At any given point, he'll do something really awful and seemingly incredibly self-centered and unjustified, and he'll seem like a real terrible human being
And then he'll turn around and do something really magnificent, brave, generous, honest, and selfless.
Hard to make sense of him. To really get a grasp of him, you need to look at him from a mix of perspectives -- from the perspective of Mithradates, the King of Pontus who fought against him in bitter struggle, from the Marian faction, from contemporaries and recent historians, and from people looking back through various ages.
One of the more interesting statements by him is his last words -- he wrote his own epitaph when he knew he was dying --
"No friend ever served me, and no enemy ever wronged me, whom I have not repaid in full."
Maybe the most interesting thing about Sulla is you always get the sense from him that he felt wholly in control of his own destiny at all times, and that things going wrong were temporary setbacks to be overcome. And he did. He overcame them all.
He did some inhumane and horrible things, and he did some magnificent and benevolent things. He's hard to make sense of. But he's worth studying up on just for the sheer force of will and gravity you get from learning about his life.
Got a long email from a reader with some great questions - he's a very impressive dude, but he has a hard time sticking with something for more than 1.5 to 3 years. If you have this trait as well, you might want to pay close attention to this post
And I have a real problem "falling in line" with the rest of society in a stable, consistent and "normal" life. I just feel like it's not me.
Yup, I know exactly how you feel. I've been in similar places. So have a lot of my friends. Some thoughts -

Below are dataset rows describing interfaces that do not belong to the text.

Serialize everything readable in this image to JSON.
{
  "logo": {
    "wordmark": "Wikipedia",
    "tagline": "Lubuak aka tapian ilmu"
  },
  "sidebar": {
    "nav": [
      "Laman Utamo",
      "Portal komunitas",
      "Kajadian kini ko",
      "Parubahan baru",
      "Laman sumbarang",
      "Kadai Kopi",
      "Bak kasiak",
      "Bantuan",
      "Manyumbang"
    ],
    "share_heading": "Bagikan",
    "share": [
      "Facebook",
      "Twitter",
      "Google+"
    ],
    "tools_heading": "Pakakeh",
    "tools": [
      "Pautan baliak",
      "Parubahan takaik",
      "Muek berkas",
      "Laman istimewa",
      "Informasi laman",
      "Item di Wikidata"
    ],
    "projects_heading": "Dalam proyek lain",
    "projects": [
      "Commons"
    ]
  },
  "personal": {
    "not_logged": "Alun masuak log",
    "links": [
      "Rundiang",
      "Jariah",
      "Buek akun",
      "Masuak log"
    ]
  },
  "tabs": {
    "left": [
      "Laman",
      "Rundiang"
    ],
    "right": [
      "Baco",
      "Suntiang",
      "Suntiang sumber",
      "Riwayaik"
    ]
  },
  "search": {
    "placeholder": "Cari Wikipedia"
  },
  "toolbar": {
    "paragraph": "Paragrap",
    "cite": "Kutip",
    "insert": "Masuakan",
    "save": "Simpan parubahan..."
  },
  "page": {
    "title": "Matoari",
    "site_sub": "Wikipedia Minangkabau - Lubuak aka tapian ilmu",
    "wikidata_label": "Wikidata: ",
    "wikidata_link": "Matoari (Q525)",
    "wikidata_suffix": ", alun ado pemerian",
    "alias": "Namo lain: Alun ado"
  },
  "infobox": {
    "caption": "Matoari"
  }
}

What I see as a recurring theme in my jump from job to job and industry to industry is my utter lack of real fulfillment. Don't get me wrong, I do have a temporary sense of fulfillment and meaning with the careers I have pursued, they just don't seem to last. Once I have focus on what it is that I want to do I am relentless in achieving it. For instance, after 3 years in the --- industry I have acquired the knowledge that many people don't achieve until 10, 12 or even 15 years in the industry. However, that life-cycle tends to be around 18-months, where I then become unfulfilled by the rate of learning and progress I am making. This ultimately leads to erratic behavior within the succeeding months and a feeling that I need to drop what I'm doing and move onto something else - whether that be a new job or a new career altogether.
Google the term "rage to master" - click around, read some summaries, and then check out a couple academic papers. It will be very worth your time.
Want to call yourself an entrepreneur? Than sell something.
This is a guide to making your first sale on a good or service in one day.
Most people think starting a business is a major risk. They consider it to be a HUGE decision that requires months of planning and significant upfront investment.
Well, that sounds like it would suck to me.